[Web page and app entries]
= Beginning of Section =

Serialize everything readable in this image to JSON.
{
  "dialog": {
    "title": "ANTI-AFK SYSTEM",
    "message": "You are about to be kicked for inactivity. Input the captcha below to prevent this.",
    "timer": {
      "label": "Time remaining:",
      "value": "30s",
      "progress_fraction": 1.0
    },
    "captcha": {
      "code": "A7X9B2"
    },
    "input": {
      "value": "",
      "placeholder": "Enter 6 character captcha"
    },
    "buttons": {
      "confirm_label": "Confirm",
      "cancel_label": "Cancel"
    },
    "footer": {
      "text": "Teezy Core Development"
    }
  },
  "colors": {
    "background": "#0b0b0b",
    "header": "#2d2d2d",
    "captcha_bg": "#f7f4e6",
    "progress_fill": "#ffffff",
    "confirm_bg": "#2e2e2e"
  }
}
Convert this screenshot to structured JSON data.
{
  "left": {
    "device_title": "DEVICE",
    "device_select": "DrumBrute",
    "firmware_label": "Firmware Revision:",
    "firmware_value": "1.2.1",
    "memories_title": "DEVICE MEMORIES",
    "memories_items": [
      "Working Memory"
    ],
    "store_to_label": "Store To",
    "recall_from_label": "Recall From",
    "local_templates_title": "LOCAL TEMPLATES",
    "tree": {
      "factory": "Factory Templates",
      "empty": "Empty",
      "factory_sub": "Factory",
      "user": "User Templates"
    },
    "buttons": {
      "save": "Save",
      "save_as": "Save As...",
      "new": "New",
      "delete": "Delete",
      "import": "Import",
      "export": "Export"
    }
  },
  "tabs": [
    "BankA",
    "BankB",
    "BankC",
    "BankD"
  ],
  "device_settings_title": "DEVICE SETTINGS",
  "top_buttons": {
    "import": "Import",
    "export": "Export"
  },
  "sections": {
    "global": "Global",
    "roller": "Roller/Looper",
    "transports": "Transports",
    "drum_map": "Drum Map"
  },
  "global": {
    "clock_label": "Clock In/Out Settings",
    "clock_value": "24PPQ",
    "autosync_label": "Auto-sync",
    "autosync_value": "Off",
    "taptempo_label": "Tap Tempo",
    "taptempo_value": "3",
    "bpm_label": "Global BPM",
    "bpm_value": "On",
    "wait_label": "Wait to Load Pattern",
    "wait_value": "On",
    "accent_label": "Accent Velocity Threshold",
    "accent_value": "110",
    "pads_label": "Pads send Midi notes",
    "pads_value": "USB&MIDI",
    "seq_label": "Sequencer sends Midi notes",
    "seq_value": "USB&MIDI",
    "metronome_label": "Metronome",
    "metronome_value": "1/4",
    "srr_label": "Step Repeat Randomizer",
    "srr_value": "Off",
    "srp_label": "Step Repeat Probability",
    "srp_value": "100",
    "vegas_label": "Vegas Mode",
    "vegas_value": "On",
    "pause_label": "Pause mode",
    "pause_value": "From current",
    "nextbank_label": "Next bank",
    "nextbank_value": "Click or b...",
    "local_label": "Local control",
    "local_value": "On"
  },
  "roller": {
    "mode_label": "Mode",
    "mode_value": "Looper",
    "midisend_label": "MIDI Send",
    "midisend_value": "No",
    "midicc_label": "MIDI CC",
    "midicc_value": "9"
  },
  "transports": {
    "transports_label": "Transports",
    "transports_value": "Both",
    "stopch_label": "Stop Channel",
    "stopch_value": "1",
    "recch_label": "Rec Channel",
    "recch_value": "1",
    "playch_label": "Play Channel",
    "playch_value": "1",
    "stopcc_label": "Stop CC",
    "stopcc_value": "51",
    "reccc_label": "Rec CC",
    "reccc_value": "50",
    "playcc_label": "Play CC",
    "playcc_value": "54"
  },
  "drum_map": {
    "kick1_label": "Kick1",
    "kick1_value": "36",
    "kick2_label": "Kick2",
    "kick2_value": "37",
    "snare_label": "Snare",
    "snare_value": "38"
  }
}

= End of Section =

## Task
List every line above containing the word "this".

## Reply
Serialize everything readable in this image to JSON.
    "message": "You are about to be kicked for inactivity. Input the captcha below to prevent this.",
Convert this screenshot to structured JSON data.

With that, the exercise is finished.